## Data for this task

════════

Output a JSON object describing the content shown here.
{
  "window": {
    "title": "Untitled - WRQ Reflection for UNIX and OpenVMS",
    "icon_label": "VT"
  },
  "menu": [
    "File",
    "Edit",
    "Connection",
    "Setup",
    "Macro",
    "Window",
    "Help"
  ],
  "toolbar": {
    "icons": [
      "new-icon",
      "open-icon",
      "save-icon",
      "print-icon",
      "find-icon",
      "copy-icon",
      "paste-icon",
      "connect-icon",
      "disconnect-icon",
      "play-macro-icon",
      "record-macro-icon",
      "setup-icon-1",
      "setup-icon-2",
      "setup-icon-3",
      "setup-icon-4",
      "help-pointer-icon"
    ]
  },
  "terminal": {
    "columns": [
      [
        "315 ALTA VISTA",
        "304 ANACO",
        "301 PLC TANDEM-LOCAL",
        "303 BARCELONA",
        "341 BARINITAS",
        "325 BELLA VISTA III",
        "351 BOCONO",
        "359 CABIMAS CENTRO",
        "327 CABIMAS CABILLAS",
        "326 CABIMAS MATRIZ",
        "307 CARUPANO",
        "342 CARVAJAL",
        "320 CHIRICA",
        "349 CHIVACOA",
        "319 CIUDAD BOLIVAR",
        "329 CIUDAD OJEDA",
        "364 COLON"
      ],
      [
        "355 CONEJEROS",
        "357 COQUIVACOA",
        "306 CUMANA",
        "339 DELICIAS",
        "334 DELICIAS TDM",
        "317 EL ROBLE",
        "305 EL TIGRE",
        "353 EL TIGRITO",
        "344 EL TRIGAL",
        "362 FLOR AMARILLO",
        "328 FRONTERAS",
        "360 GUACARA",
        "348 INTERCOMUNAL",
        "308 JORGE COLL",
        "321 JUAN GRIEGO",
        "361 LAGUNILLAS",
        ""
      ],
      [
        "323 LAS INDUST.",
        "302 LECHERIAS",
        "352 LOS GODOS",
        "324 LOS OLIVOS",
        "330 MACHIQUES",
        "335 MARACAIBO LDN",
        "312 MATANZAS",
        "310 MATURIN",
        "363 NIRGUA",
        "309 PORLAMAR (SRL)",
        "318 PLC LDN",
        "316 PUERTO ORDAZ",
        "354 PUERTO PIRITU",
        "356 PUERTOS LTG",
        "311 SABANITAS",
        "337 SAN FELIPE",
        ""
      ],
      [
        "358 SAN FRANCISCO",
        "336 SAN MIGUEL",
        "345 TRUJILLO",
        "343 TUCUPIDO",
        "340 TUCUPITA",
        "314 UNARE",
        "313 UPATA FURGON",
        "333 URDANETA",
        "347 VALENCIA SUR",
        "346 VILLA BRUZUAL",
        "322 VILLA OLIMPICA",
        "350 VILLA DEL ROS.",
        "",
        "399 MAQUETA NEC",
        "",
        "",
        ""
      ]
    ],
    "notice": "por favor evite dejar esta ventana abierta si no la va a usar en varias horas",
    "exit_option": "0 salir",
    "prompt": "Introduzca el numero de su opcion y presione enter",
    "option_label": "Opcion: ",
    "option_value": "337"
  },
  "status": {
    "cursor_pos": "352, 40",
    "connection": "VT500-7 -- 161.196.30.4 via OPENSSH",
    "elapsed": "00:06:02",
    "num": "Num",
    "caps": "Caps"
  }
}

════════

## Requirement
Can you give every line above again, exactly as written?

## Answer box
Output a JSON object describing the content shown here.
{
  "window": {
    "title": "Untitled - WRQ Reflection for UNIX and OpenVMS",
    "icon_label": "VT"
  },
  "menu": [
    "File",
    "Edit",
    "Connection",
    "Setup",
    "Macro",
    "Window",
    "Help"
  ],
  "toolbar": {
    "icons": [
      "new-icon",
      "open-icon",
      "save-icon",
      "print-icon",
      "find-icon",
      "copy-icon",
      "paste-icon",
      "connect-icon",
      "disconnect-icon",
      "play-macro-icon",
      "record-macro-icon",
      "setup-icon-1",
      "setup-icon-2",
      "setup-icon-3",
      "setup-icon-4",
      "help-pointer-icon"
    ]
  },
  "terminal": {
    "columns": [
      [
        "315 ALTA VISTA",
        "304 ANACO",
        "301 PLC TANDEM-LOCAL",
        "303 BARCELONA",
        "341 BARINITAS",
        "325 BELLA VISTA III",
        "351 BOCONO",
        "359 CABIMAS CENTRO",
        "327 CABIMAS CABILLAS",
        "326 CABIMAS MATRIZ",
        "307 CARUPANO",
        "342 CARVAJAL",
        "320 CHIRICA",
        "349 CHIVACOA",
        "319 CIUDAD BOLIVAR",
        "329 CIUDAD OJEDA",
        "364 COLON"
      ],
      [
        "355 CONEJEROS",
        "357 COQUIVACOA",
        "306 CUMANA",
        "339 DELICIAS",
        "334 DELICIAS TDM",
        "317 EL ROBLE",
        "305 EL TIGRE",
        "353 EL TIGRITO",
        "344 EL TRIGAL",
        "362 FLOR AMARILLO",
        "328 FRONTERAS",
        "360 GUACARA",
        "348 INTERCOMUNAL",
        "308 JORGE COLL",
        "321 JUAN GRIEGO",
        "361 LAGUNILLAS",
        ""
      ],
      [
        "323 LAS INDUST.",
        "302 LECHERIAS",
        "352 LOS GODOS",
        "324 LOS OLIVOS",
        "330 MACHIQUES",
        "335 MARACAIBO LDN",
        "312 MATANZAS",
        "310 MATURIN",
        "363 NIRGUA",
        "309 PORLAMAR (SRL)",
        "318 PLC LDN",
        "316 PUERTO ORDAZ",
        "354 PUERTO PIRITU",
        "356 PUERTOS LTG",
        "311 SABANITAS",
        "337 SAN FELIPE",
        ""
      ],
      [
        "358 SAN FRANCISCO",
        "336 SAN MIGUEL",
        "345 TRUJILLO",
        "343 TUCUPIDO",
        "340 TUCUPITA",
        "314 UNARE",
        "313 UPATA FURGON",
        "333 URDANETA",
        "347 VALENCIA SUR",
        "346 VILLA BRUZUAL",
        "322 VILLA OLIMPICA",
        "350 VILLA DEL ROS.",
        "",
        "399 MAQUETA NEC",
        "",
        "",
        ""
      ]
    ],
    "notice": "por favor evite dejar esta ventana abierta si no la va a usar en varias horas",
    "exit_option": "0 salir",
    "prompt": "Introduzca el numero de su opcion y presione enter",
    "option_label": "Opcion: ",
    "option_value": "337"
  },
  "status": {
    "cursor_pos": "352, 40",
    "connection": "VT500-7 -- 161.196.30.4 via OPENSSH",
    "elapsed": "00:06:02",
    "num": "Num",
    "caps": "Caps"
  }
}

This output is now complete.